**What the task asks:** The lines below should be written out again in full, exactly as they are.

**Data shown:**
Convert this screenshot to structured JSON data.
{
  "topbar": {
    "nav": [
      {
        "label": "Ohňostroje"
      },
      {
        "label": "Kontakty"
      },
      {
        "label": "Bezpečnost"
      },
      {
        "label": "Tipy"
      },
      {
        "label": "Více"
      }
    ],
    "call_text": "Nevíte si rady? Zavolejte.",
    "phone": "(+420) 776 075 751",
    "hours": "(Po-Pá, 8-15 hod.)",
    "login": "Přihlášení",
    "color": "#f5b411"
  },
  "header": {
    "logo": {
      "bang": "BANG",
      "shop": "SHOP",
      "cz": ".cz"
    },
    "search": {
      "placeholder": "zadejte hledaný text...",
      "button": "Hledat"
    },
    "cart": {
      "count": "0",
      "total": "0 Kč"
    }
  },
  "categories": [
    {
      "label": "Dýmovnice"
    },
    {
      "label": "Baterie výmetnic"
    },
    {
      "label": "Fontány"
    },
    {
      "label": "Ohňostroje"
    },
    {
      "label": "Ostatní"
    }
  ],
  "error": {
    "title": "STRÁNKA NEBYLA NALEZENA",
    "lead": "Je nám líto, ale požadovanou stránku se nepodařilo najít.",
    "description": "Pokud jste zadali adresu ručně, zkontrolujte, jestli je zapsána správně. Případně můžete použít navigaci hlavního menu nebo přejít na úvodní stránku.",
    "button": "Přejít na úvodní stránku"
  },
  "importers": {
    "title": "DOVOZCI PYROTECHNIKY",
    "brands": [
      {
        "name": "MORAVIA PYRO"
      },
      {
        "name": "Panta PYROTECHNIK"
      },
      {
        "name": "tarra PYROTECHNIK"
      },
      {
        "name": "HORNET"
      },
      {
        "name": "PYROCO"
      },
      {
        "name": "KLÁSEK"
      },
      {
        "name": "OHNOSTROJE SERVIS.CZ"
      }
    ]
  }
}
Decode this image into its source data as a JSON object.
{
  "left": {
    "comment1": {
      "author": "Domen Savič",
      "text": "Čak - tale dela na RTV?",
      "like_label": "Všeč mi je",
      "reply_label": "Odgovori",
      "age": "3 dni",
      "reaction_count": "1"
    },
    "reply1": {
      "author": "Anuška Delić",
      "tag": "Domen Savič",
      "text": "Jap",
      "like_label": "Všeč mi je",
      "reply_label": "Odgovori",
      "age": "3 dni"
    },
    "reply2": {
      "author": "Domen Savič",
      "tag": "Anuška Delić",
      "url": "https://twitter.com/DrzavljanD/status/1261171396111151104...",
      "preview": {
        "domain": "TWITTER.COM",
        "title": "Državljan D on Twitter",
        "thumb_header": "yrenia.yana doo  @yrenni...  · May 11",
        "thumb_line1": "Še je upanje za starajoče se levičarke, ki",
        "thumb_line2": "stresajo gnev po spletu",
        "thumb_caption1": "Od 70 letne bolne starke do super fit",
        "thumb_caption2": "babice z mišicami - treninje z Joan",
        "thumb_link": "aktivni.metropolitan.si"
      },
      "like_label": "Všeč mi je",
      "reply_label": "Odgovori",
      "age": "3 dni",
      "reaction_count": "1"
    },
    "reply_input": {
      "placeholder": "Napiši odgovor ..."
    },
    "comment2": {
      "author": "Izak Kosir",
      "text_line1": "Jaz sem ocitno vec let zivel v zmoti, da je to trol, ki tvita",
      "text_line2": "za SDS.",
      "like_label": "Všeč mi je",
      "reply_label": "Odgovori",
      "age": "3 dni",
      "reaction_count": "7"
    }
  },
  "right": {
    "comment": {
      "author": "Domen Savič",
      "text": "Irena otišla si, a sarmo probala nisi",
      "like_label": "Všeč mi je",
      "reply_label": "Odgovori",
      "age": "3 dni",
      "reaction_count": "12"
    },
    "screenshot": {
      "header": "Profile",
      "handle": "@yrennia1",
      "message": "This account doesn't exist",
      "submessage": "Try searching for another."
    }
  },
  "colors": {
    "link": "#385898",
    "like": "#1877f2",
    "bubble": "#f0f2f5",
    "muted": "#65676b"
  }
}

**Answer below:**
Convert this screenshot to structured JSON data.
{
  "topbar": {
    "nav": [
      {
        "label": "Ohňostroje"
      },
      {
        "label": "Kontakty"
      },
      {
        "label": "Bezpečnost"
      },
      {
        "label": "Tipy"
      },
      {
        "label": "Více"
      }
    ],
    "call_text": "Nevíte si rady? Zavolejte.",
    "phone": "(+420) 776 075 751",
    "hours": "(Po-Pá, 8-15 hod.)",
    "login": "Přihlášení",
    "color": "#f5b411"
  },
  "header": {
    "logo": {
      "bang": "BANG",
      "shop": "SHOP",
      "cz": ".cz"
    },
    "search": {
      "placeholder": "zadejte hledaný text...",
      "button": "Hledat"
    },
    "cart": {
      "count": "0",
      "total": "0 Kč"
    }
  },
  "categories": [
    {
      "label": "Dýmovnice"
    },
    {
      "label": "Baterie výmetnic"
    },
    {
      "label": "Fontány"
    },
    {
      "label": "Ohňostroje"
    },
    {
      "label": "Ostatní"
    }
  ],
  "error": {
    "title": "STRÁNKA NEBYLA NALEZENA",
    "lead": "Je nám líto, ale požadovanou stránku se nepodařilo najít.",
    "description": "Pokud jste zadali adresu ručně, zkontrolujte, jestli je zapsána správně. Případně můžete použít navigaci hlavního menu nebo přejít na úvodní stránku.",
    "button": "Přejít na úvodní stránku"
  },
  "importers": {
    "title": "DOVOZCI PYROTECHNIKY",
    "brands": [
      {
        "name": "MORAVIA PYRO"
      },
      {
        "name": "Panta PYROTECHNIK"
      },
      {
        "name": "tarra PYROTECHNIK"
      },
      {
        "name": "HORNET"
      },
      {
        "name": "PYROCO"
      },
      {
        "name": "KLÁSEK"
      },
      {
        "name": "OHNOSTROJE SERVIS.CZ"
      }
    ]
  }
}
Decode this image into its source data as a JSON object.
{
  "left": {
    "comment1": {
      "author": "Domen Savič",
      "text": "Čak - tale dela na RTV?",
      "like_label": "Všeč mi je",
      "reply_label": "Odgovori",
      "age": "3 dni",
      "reaction_count": "1"
    },
    "reply1": {
      "author": "Anuška Delić",
      "tag": "Domen Savič",
      "text": "Jap",
      "like_label": "Všeč mi je",
      "reply_label": "Odgovori",
      "age": "3 dni"
    },
    "reply2": {
      "author": "Domen Savič",
      "tag": "Anuška Delić",
      "url": "https://twitter.com/DrzavljanD/status/1261171396111151104...",
      "preview": {
        "domain": "TWITTER.COM",
        "title": "Državljan D on Twitter",
        "thumb_header": "yrenia.yana doo  @yrenni...  · May 11",
        "thumb_line1": "Še je upanje za starajoče se levičarke, ki",
        "thumb_line2": "stresajo gnev po spletu",
        "thumb_caption1": "Od 70 letne bolne starke do super fit",
        "thumb_caption2": "babice z mišicami - treninje z Joan",
        "thumb_link": "aktivni.metropolitan.si"
      },
      "like_label": "Všeč mi je",
      "reply_label": "Odgovori",
      "age": "3 dni",
      "reaction_count": "1"
    },
    "reply_input": {
      "placeholder": "Napiši odgovor ..."
    },
    "comment2": {
      "author": "Izak Kosir",
      "text_line1": "Jaz sem ocitno vec let zivel v zmoti, da je to trol, ki tvita",
      "text_line2": "za SDS.",
      "like_label": "Všeč mi je",
      "reply_label": "Odgovori",
      "age": "3 dni",
      "reaction_count": "7"
    }
  },
  "right": {
    "comment": {
      "author": "Domen Savič",
      "text": "Irena otišla si, a sarmo probala nisi",
      "like_label": "Všeč mi je",
      "reply_label": "Odgovori",
      "age": "3 dni",
      "reaction_count": "12"
    },
    "screenshot": {
      "header": "Profile",
      "handle": "@yrennia1",
      "message": "This account doesn't exist",
      "submessage": "Try searching for another."
    }
  },
  "colors": {
    "link": "#385898",
    "like": "#1877f2",
    "bubble": "#f0f2f5",
    "muted": "#65676b"
  }
}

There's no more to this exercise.